2024 Is the Year of the Dragon: Speak Up for Reptiles This Year and Beyond
Starting on February 10, the 2024 lunar new year marks the Year of the Dragon—in Chinese culture, dragons represent good luck, wisdom, and strength.
Fire-breathing dragons may only appear in fantasy stories, but real-life dragon reptiles are just as fascinating as their mythical counterparts. Female Komodo dragons, the largest lizards on Earth, are fiercely protective mothers. Draco lizards, known as “flying dragons,” use their wing-like rib cages to glide through the air, while Chinese water dragons are adept swimmers who can hold their breath underwater for up to 25 minutes. Bearded dragons, named for their beard-like spikes, puff out their “beards” to intimidate predators.

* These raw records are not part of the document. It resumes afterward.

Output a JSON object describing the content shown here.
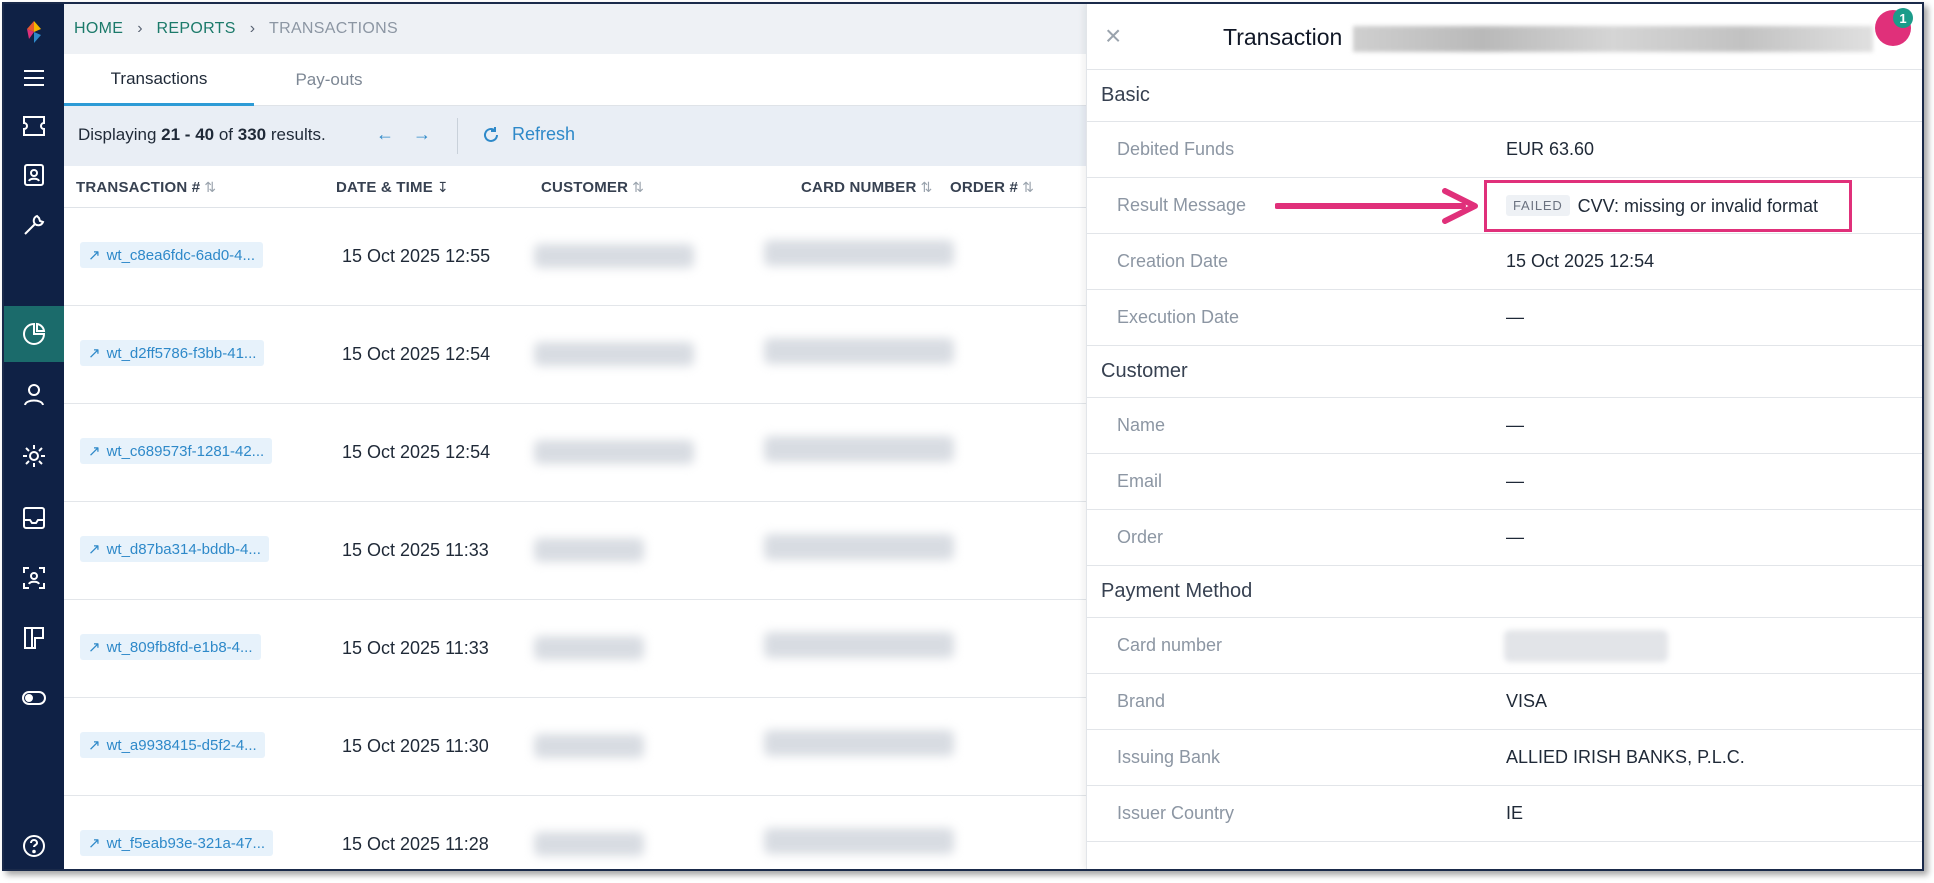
{
  "breadcrumb": [
    "HOME",
    "REPORTS",
    "TRANSACTIONS"
  ],
  "tabs": [
    {
      "label": "Transactions",
      "active": true
    },
    {
      "label": "Pay-outs",
      "active": false
    }
  ],
  "toolbar": {
    "displaying_prefix": "Displaying",
    "range": "21 - 40",
    "of_word": "of",
    "total": "330",
    "results_word": "results.",
    "prev_arrow": "←",
    "next_arrow": "→",
    "refresh_label": "Refresh"
  },
  "table": {
    "columns": [
      "TRANSACTION #",
      "DATE & TIME",
      "CUSTOMER",
      "CARD NUMBER",
      "ORDER #"
    ],
    "sort_column": "DATE & TIME",
    "sort_direction": "descending",
    "rows": [
      {
        "id": "wt_c8ea6fdc-6ad0-4...",
        "date": "15 Oct 2025 12:55"
      },
      {
        "id": "wt_d2ff5786-f3bb-41...",
        "date": "15 Oct 2025 12:54"
      },
      {
        "id": "wt_c689573f-1281-42...",
        "date": "15 Oct 2025 12:54"
      },
      {
        "id": "wt_d87ba314-bddb-4...",
        "date": "15 Oct 2025 11:33"
      },
      {
        "id": "wt_809fb8fd-e1b8-4...",
        "date": "15 Oct 2025 11:33"
      },
      {
        "id": "wt_a9938415-d5f2-4...",
        "date": "15 Oct 2025 11:30"
      },
      {
        "id": "wt_f5eab93e-321a-47...",
        "date": "15 Oct 2025 11:28"
      }
    ]
  },
  "panel": {
    "title": "Transaction",
    "notification_count": "1",
    "sections": {
      "basic": "Basic",
      "customer": "Customer",
      "payment_method": "Payment Method"
    },
    "basic": {
      "debited_funds_label": "Debited Funds",
      "debited_funds_value": "EUR 63.60",
      "result_message_label": "Result Message",
      "result_status": "FAILED",
      "result_message_value": "CVV: missing or invalid format",
      "creation_date_label": "Creation Date",
      "creation_date_value": "15 Oct 2025 12:54",
      "execution_date_label": "Execution Date",
      "execution_date_value": "—"
    },
    "customer": {
      "name_label": "Name",
      "name_value": "—",
      "email_label": "Email",
      "email_value": "—",
      "order_label": "Order",
      "order_value": "—"
    },
    "payment": {
      "card_number_label": "Card number",
      "brand_label": "Brand",
      "brand_value": "VISA",
      "issuing_bank_label": "Issuing Bank",
      "issuing_bank_value": "ALLIED IRISH BANKS, P.L.C.",
      "issuer_country_label": "Issuer Country",
      "issuer_country_value": "IE"
    }
  },
  "colors": {
    "sidebar": "#0f2145",
    "sidebar_active": "#1b6b6b",
    "accent": "#2e89c9",
    "annotation": "#e0307a"
  },
  "icons": [
    "logo-icon",
    "menu-icon",
    "ticket-icon",
    "contact-card-icon",
    "wrench-icon",
    "pie-chart-icon",
    "user-icon",
    "gear-icon",
    "inbox-icon",
    "face-scan-icon",
    "board-icon",
    "toggle-icon",
    "help-icon",
    "external-link-icon",
    "refresh-icon",
    "close-icon"
  ]
}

Some dragon reptiles inhabit the lush highland forests of Southeast Asia, where they can climb, forage, and swim, while others are native to the Australian deserts, where they may spend hours basking in the sun or burrowing underground to cool off. Some species live in groups, establishing social hierarchies, whereas others are more solitary.
Dragons Suffer in the Pet Trade
In the pet trade, which remains one of the greatest threats to many reptile species, humans take these sensitive animals from their homes or breed them in captivity. They’re then sold to pet stores and other seedy suppliers, which often cram them into bins, deprive them of water, deny them veterinary care, exploit them as breeding machines, and kill them when they can no longer reproduce.
PETA’s undercover investigations have exposed systemic abuse and neglect in the reptile trade. While investigating Reptiles by Mack—a breeding operation that sold bearded dragons and other animals to pet stores across the country, including PetSmart—PETA’s eyewitness saw bearded dragons languishing in feces-filled tubs and severely dehydrated ones clamoring for water.
One PETA undercover investigation revealed that reptiles—like this bearded dragon—at a breeding facility that supplies pet stores, including PetSmart, were deprived of even their most basic needs, including heat and UV lamps.
Humans often purchase reptiles with little to no knowledge of their proper care and special needs for space, heat, humidity, lighting, and so on, causing them to suffer even more. For example, bearded dragons—the most common reptiles purchased as “pets”—are cold-blooded animals who rely on external heat sources to raise their body temperature. In captivity, UV lamps or other artificial forms of heat, which can be difficult to regulate, must be used.
Most reptiles purchased as “pets” suffer and die from inadequate care. An estimated 75% of them don’t even survive a year.
Usher in the Year of the Dragon by Helping Reptiles
Reptiles aren’t objects to buy and sell—they’re living, feeling beings who don’t want to be exploited. You can speak up for bearded dragons and other animals who are suffering and dying in the pet trade—tell PetSmart and Petco that you plan to buy supplies only from businesses that don’t sell animals, such as Target, Walgreens, or online retailers. You can also help reptiles by speaking out against the exotic-skins industry, which cruelly slaughters snakes, lizards, and alligators to make bags and belts.